Vladimír Hirsch, Petr Pavlínek, Zdeněk Kukal
© Czechia Civic Initiative, Praha, December 2014

středa 14. ledna 2015

Vladimír Hirsch - Axonal Transit

Konceptuální album, obsahující titulní čtyřdílnou skladbu pro elektroniku, smyčce, dechové a bicí nástroje (2012, op.92, č.1-4, označovanou též jako autorovu pátou symfonii a občas uváděnou s tímto podtitulem) a rozsáhlou kompozici "Craving Urania" (2014, op.95, č.5) pro integrované techniky, založenou na podobných skladebných a technologických postupech. Hudebníci: Vladimír Hirsch - elektronika, klávesové nástroje, syntezátory, integrovaná technika; participace: Czech Integrated Ensemble - smyčce, žestě, perkuse. 

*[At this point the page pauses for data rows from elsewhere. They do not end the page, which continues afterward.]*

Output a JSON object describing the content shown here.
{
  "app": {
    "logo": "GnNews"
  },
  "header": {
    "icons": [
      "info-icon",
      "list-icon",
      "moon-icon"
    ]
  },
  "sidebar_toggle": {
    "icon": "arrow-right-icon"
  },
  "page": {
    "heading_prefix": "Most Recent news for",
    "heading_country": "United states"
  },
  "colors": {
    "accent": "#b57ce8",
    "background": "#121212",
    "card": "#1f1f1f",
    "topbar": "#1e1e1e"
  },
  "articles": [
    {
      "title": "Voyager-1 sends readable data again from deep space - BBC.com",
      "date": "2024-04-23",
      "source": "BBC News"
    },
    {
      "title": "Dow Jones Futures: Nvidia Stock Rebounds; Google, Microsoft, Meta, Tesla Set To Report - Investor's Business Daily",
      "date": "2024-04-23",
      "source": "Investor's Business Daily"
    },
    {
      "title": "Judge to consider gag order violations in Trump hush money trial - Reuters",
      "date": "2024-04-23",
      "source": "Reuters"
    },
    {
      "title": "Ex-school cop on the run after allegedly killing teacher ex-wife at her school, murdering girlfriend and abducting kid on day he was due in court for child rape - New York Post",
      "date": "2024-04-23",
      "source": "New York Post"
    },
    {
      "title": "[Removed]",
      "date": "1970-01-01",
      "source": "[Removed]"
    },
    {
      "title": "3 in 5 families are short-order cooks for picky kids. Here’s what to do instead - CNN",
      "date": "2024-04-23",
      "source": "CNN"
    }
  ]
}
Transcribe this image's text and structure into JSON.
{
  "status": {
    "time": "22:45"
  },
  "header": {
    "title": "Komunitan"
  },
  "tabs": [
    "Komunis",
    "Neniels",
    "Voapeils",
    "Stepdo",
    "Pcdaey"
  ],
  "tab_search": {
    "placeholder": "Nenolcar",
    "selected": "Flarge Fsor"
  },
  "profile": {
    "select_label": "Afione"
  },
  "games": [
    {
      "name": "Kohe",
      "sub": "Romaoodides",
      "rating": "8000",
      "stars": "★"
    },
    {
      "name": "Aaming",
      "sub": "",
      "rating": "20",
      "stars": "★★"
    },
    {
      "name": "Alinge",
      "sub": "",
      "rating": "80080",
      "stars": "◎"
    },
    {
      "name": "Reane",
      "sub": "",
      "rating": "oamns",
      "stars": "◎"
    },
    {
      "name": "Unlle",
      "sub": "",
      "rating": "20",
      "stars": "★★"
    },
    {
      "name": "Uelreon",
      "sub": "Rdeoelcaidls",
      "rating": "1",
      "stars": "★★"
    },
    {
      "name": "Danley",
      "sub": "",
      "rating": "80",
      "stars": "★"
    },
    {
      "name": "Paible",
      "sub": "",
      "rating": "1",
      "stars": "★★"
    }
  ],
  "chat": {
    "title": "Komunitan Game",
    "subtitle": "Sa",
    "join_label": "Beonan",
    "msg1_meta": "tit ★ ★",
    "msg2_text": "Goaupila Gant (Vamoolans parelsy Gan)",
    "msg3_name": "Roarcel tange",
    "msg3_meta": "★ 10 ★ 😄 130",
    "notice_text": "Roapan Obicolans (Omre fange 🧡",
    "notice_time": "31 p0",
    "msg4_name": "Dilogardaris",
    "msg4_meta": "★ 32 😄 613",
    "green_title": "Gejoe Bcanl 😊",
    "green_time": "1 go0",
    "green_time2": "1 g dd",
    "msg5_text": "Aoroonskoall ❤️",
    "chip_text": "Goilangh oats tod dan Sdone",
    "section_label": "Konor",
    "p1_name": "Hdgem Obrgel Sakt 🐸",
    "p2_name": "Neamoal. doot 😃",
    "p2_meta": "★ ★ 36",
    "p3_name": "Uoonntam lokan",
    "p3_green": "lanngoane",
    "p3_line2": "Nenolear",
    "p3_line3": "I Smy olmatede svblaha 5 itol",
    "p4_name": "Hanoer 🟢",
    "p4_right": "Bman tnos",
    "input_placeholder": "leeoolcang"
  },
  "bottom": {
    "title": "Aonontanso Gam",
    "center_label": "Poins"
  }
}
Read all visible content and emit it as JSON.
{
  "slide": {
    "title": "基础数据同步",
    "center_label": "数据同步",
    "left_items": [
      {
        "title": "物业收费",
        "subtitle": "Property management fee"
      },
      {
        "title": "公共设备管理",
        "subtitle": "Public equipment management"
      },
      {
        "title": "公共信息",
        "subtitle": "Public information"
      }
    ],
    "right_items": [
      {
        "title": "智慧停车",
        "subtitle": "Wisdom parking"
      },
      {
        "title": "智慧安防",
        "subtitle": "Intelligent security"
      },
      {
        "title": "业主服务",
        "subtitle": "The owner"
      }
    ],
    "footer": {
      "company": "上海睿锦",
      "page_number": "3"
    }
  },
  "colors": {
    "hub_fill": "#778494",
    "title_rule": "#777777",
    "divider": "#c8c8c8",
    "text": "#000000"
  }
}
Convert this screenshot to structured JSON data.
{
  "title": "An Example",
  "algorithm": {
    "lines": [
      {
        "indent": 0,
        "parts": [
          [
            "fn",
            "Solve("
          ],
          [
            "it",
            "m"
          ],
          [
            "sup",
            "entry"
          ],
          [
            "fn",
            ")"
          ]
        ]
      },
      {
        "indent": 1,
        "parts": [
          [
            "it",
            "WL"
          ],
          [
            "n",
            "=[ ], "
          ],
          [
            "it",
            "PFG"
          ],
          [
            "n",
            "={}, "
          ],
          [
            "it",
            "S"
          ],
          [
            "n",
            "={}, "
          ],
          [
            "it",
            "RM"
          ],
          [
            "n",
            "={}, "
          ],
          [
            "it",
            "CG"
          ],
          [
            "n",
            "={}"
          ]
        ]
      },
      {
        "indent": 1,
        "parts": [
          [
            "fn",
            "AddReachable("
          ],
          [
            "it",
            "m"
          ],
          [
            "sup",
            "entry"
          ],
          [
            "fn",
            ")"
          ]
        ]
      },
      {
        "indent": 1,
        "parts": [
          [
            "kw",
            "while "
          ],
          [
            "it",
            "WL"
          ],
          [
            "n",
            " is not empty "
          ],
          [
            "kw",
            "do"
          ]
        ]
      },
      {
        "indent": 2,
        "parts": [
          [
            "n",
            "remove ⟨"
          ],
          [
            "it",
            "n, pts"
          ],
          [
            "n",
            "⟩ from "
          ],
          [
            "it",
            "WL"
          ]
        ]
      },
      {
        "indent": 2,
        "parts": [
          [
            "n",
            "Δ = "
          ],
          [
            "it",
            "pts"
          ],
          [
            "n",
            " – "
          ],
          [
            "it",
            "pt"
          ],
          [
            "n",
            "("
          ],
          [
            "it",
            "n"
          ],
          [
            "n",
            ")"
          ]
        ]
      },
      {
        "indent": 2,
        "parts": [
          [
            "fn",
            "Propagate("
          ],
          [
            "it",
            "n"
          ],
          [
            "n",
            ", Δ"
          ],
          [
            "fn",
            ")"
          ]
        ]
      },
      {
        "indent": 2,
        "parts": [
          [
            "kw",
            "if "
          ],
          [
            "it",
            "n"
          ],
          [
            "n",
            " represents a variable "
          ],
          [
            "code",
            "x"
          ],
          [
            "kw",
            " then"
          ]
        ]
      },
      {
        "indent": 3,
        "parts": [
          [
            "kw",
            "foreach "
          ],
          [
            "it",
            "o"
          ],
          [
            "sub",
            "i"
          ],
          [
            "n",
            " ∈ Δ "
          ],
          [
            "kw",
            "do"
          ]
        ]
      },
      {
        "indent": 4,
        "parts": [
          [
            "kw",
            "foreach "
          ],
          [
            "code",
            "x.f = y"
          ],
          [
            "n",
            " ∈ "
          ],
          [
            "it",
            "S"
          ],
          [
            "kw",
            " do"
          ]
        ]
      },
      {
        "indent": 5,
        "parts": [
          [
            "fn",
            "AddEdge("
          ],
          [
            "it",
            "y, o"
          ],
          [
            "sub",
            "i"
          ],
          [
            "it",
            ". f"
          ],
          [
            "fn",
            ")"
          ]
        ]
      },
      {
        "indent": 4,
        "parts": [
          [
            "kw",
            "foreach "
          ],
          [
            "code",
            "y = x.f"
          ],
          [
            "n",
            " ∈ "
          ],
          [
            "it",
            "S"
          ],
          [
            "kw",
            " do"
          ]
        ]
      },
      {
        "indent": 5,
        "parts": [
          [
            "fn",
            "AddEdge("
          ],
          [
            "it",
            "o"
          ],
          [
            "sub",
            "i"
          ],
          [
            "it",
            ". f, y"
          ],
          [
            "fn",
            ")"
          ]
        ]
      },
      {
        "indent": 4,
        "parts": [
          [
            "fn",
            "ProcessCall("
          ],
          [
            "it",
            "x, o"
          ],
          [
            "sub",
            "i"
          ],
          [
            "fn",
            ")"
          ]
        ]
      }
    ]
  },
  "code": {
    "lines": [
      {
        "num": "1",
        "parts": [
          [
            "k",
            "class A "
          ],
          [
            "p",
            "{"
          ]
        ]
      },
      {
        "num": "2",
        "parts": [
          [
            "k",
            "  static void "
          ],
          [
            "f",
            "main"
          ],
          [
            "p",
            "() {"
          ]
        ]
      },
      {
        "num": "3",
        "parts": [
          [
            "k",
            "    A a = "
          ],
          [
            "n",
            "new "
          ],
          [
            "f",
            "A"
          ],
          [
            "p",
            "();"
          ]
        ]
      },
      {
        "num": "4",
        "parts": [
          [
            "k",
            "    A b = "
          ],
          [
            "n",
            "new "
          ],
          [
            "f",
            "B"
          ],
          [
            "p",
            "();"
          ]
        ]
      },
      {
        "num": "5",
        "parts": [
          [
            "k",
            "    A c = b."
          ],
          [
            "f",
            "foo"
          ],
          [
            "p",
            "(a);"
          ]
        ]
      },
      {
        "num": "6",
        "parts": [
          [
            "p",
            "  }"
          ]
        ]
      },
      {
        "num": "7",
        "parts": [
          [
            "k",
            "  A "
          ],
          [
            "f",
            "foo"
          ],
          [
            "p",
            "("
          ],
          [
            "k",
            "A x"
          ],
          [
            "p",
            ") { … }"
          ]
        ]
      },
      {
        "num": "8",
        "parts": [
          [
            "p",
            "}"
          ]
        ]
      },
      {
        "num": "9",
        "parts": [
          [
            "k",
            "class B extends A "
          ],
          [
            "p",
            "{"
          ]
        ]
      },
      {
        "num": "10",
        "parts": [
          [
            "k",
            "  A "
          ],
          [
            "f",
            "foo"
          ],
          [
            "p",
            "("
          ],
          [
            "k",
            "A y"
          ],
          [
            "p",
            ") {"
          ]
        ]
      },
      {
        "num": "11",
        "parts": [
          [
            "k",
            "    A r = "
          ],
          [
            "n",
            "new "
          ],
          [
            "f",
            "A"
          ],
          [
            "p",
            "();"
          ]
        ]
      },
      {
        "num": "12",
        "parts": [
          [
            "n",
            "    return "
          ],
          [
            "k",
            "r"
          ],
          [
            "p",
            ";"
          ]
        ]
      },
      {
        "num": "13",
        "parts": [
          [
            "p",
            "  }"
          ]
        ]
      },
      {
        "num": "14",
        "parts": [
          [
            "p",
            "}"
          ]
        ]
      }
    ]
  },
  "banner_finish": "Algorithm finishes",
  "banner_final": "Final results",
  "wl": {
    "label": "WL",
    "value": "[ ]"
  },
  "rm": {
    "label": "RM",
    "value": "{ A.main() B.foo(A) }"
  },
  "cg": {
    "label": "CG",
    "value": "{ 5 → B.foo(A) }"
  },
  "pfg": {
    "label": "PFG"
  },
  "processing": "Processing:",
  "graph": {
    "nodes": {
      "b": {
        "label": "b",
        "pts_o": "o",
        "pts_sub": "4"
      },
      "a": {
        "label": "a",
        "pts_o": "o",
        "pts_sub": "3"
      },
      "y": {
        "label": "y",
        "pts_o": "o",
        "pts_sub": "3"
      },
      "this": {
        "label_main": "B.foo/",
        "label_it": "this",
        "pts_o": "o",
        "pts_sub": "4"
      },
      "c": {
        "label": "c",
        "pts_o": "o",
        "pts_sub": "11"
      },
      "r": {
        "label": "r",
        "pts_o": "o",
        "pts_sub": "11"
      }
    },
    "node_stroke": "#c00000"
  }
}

Jedná se o experimentální práce, založené na variacích časového a prostorového prolínání hudebních témat s významnou úlohou ambientních struktur v roli jejich ukotvujícího, jakkoli vlajícího prvku. Použity metody lineárního, diametrického, parametrického či aleatorického členění dílčích motivů, jak napovídají i názvy jednotlivých částí hlavní skladby. 
Jan Blanický


Vladimír Hirsch - Axonal Transit

The album “Axonal Transit” by Vladimír Hirsch embraces two works: A four-part composition with the same name, op.92, created in 2012 (tracks 1-4), considered and occasionally subtitled as "Symphony no.5", and an extensive epic track “Craving Urania”, op.95, from 2014 (track no.5), for electronics, strings, brasses and percussions manipulated by integrated techniques. Musicians: Vladimír Hirsch – electronics, keyboards, synthesizers, mix, integrated sound manipulation techniques; participation of Czech Integrated Ensemble - strings, brasses, percussions. 

Both of compostions are experimental works, based on similar compositional and technological processes, consisting in temporal and spatial variations blending of musical themes with an important role of ambient structures in the position of anchoring, however billowing matrix. There are used methods of antithetical, parametric or aleatoric articulation of sub-themes, which are more expressed in the title project. This is why both compositions form naturally an organic whole, notwithstanding the fact they remain thematically different. Released: December 30, 2014

Jan Blanický & Martha Camarillo

Album order

Lux Atenea (in Spanish)
Lurkers Realm (in Portuguese)